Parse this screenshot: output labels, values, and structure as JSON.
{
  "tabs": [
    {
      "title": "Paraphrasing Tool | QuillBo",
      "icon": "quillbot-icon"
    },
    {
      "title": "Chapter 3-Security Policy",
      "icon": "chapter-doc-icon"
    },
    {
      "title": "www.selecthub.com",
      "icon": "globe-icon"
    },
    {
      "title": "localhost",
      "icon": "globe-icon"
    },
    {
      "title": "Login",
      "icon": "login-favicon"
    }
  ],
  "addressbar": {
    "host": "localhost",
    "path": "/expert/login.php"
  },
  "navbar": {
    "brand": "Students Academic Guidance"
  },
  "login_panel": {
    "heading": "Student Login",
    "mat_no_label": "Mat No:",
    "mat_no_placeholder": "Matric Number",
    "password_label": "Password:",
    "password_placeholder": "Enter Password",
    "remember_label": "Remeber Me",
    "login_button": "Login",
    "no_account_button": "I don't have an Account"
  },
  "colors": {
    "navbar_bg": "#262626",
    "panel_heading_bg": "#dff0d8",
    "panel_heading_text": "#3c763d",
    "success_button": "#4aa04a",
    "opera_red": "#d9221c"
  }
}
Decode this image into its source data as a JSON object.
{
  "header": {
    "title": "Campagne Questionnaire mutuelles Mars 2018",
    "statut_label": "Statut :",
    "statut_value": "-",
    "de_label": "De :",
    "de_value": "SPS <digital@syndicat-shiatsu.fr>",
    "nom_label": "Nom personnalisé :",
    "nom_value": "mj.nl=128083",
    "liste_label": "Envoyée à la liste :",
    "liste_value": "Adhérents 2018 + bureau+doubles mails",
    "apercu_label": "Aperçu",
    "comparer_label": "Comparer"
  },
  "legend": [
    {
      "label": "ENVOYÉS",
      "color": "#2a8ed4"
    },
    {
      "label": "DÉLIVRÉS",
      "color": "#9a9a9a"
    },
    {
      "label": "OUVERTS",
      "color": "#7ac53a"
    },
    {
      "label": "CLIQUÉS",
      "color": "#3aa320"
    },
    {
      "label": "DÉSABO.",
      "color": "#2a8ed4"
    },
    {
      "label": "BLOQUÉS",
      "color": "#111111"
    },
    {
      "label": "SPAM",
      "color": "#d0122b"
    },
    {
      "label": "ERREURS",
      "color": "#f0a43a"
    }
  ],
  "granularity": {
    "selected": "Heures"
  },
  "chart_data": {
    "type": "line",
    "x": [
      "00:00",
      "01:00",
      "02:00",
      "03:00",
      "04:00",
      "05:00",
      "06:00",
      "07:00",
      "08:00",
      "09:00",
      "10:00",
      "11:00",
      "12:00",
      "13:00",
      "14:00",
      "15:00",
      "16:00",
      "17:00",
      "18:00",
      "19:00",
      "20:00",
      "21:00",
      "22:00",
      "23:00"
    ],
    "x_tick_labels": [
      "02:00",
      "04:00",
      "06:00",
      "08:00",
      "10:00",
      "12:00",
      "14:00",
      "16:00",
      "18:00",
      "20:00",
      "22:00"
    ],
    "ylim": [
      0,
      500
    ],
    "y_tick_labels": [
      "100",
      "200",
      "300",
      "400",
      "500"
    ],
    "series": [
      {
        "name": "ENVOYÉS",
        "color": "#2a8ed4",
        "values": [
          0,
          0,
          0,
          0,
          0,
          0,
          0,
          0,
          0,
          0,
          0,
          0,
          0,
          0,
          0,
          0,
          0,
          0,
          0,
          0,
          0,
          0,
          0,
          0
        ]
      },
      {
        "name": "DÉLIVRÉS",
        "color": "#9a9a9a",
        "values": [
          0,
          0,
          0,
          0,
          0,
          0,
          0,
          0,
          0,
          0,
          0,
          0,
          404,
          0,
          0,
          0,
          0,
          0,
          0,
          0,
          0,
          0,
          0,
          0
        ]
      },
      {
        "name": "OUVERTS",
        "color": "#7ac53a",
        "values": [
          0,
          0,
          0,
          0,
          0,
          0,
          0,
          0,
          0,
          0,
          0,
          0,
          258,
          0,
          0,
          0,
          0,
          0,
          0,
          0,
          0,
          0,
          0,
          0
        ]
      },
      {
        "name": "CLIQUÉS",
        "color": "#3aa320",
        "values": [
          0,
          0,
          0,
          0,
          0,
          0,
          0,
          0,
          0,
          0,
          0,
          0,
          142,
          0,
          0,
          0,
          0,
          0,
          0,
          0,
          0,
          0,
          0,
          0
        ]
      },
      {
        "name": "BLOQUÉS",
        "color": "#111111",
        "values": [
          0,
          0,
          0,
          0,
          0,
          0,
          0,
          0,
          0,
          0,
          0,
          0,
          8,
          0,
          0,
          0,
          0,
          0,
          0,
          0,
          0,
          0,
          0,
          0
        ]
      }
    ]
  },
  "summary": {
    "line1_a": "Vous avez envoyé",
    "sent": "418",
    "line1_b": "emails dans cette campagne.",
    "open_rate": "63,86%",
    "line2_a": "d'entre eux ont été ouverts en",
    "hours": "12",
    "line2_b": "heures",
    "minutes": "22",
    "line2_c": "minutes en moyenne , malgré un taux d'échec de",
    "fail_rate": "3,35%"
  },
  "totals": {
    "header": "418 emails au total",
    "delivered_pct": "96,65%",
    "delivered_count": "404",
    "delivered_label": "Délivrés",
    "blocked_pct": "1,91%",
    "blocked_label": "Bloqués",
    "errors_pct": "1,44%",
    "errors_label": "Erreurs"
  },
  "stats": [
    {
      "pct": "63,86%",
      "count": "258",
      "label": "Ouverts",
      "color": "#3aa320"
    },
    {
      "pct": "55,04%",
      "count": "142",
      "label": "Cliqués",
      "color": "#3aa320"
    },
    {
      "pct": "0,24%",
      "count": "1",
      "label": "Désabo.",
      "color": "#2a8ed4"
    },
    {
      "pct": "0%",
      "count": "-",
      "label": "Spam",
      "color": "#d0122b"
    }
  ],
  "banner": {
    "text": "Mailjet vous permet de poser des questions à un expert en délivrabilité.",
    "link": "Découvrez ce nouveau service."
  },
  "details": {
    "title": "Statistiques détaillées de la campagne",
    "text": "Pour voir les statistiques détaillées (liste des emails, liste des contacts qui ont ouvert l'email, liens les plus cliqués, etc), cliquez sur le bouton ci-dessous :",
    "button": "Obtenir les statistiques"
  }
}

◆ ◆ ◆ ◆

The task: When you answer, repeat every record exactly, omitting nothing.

Solution to this problem:
Parse this screenshot: output labels, values, and structure as JSON.
{
  "tabs": [
    {
      "title": "Paraphrasing Tool | QuillBo",
      "icon": "quillbot-icon"
    },
    {
      "title": "Chapter 3-Security Policy",
      "icon": "chapter-doc-icon"
    },
    {
      "title": "www.selecthub.com",
      "icon": "globe-icon"
    },
    {
      "title": "localhost",
      "icon": "globe-icon"
    },
    {
      "title": "Login",
      "icon": "login-favicon"
    }
  ],
  "addressbar": {
    "host": "localhost",
    "path": "/expert/login.php"
  },
  "navbar": {
    "brand": "Students Academic Guidance"
  },
  "login_panel": {
    "heading": "Student Login",
    "mat_no_label": "Mat No:",
    "mat_no_placeholder": "Matric Number",
    "password_label": "Password:",
    "password_placeholder": "Enter Password",
    "remember_label": "Remeber Me",
    "login_button": "Login",
    "no_account_button": "I don't have an Account"
  },
  "colors": {
    "navbar_bg": "#262626",
    "panel_heading_bg": "#dff0d8",
    "panel_heading_text": "#3c763d",
    "success_button": "#4aa04a",
    "opera_red": "#d9221c"
  }
}
Decode this image into its source data as a JSON object.
{
  "header": {
    "title": "Campagne Questionnaire mutuelles Mars 2018",
    "statut_label": "Statut :",
    "statut_value": "-",
    "de_label": "De :",
    "de_value": "SPS <digital@syndicat-shiatsu.fr>",
    "nom_label": "Nom personnalisé :",
    "nom_value": "mj.nl=128083",
    "liste_label": "Envoyée à la liste :",
    "liste_value": "Adhérents 2018 + bureau+doubles mails",
    "apercu_label": "Aperçu",
    "comparer_label": "Comparer"
  },
  "legend": [
    {
      "label": "ENVOYÉS",
      "color": "#2a8ed4"
    },
    {
      "label": "DÉLIVRÉS",
      "color": "#9a9a9a"
    },
    {
      "label": "OUVERTS",
      "color": "#7ac53a"
    },
    {
      "label": "CLIQUÉS",
      "color": "#3aa320"
    },
    {
      "label": "DÉSABO.",
      "color": "#2a8ed4"
    },
    {
      "label": "BLOQUÉS",
      "color": "#111111"
    },
    {
      "label": "SPAM",
      "color": "#d0122b"
    },
    {
      "label": "ERREURS",
      "color": "#f0a43a"
    }
  ],
  "granularity": {
    "selected": "Heures"
  },
  "chart_data": {
    "type": "line",
    "x": [
      "00:00",
      "01:00",
      "02:00",
      "03:00",
      "04:00",
      "05:00",
      "06:00",
      "07:00",
      "08:00",
      "09:00",
      "10:00",
      "11:00",
      "12:00",
      "13:00",
      "14:00",
      "15:00",
      "16:00",
      "17:00",
      "18:00",
      "19:00",
      "20:00",
      "21:00",
      "22:00",
      "23:00"
    ],
    "x_tick_labels": [
      "02:00",
      "04:00",
      "06:00",
      "08:00",
      "10:00",
      "12:00",
      "14:00",
      "16:00",
      "18:00",
      "20:00",
      "22:00"
    ],
    "ylim": [
      0,
      500
    ],
    "y_tick_labels": [
      "100",
      "200",
      "300",
      "400",
      "500"
    ],
    "series": [
      {
        "name": "ENVOYÉS",
        "color": "#2a8ed4",
        "values": [
          0,
          0,
          0,
          0,
          0,
          0,
          0,
          0,
          0,
          0,
          0,
          0,
          0,
          0,
          0,
          0,
          0,
          0,
          0,
          0,
          0,
          0,
          0,
          0
        ]
      },
      {
        "name": "DÉLIVRÉS",
        "color": "#9a9a9a",
        "values": [
          0,
          0,
          0,
          0,
          0,
          0,
          0,
          0,
          0,
          0,
          0,
          0,
          404,
          0,
          0,
          0,
          0,
          0,
          0,
          0,
          0,
          0,
          0,
          0
        ]
      },
      {
        "name": "OUVERTS",
        "color": "#7ac53a",
        "values": [
          0,
          0,
          0,
          0,
          0,
          0,
          0,
          0,
          0,
          0,
          0,
          0,
          258,
          0,
          0,
          0,
          0,
          0,
          0,
          0,
          0,
          0,
          0,
          0
        ]
      },
      {
        "name": "CLIQUÉS",
        "color": "#3aa320",
        "values": [
          0,
          0,
          0,
          0,
          0,
          0,
          0,
          0,
          0,
          0,
          0,
          0,
          142,
          0,
          0,
          0,
          0,
          0,
          0,
          0,
          0,
          0,
          0,
          0
        ]
      },
      {
        "name": "BLOQUÉS",
        "color": "#111111",
        "values": [
          0,
          0,
          0,
          0,
          0,
          0,
          0,
          0,
          0,
          0,
          0,
          0,
          8,
          0,
          0,
          0,
          0,
          0,
          0,
          0,
          0,
          0,
          0,
          0
        ]
      }
    ]
  },
  "summary": {
    "line1_a": "Vous avez envoyé",
    "sent": "418",
    "line1_b": "emails dans cette campagne.",
    "open_rate": "63,86%",
    "line2_a": "d'entre eux ont été ouverts en",
    "hours": "12",
    "line2_b": "heures",
    "minutes": "22",
    "line2_c": "minutes en moyenne , malgré un taux d'échec de",
    "fail_rate": "3,35%"
  },
  "totals": {
    "header": "418 emails au total",
    "delivered_pct": "96,65%",
    "delivered_count": "404",
    "delivered_label": "Délivrés",
    "blocked_pct": "1,91%",
    "blocked_label": "Bloqués",
    "errors_pct": "1,44%",
    "errors_label": "Erreurs"
  },
  "stats": [
    {
      "pct": "63,86%",
      "count": "258",
      "label": "Ouverts",
      "color": "#3aa320"
    },
    {
      "pct": "55,04%",
      "count": "142",
      "label": "Cliqués",
      "color": "#3aa320"
    },
    {
      "pct": "0,24%",
      "count": "1",
      "label": "Désabo.",
      "color": "#2a8ed4"
    },
    {
      "pct": "0%",
      "count": "-",
      "label": "Spam",
      "color": "#d0122b"
    }
  ],
  "banner": {
    "text": "Mailjet vous permet de poser des questions à un expert en délivrabilité.",
    "link": "Découvrez ce nouveau service."
  },
  "details": {
    "title": "Statistiques détaillées de la campagne",
    "text": "Pour voir les statistiques détaillées (liste des emails, liste des contacts qui ont ouvert l'email, liens les plus cliqués, etc), cliquez sur le bouton ci-dessous :",
    "button": "Obtenir les statistiques"
  }
}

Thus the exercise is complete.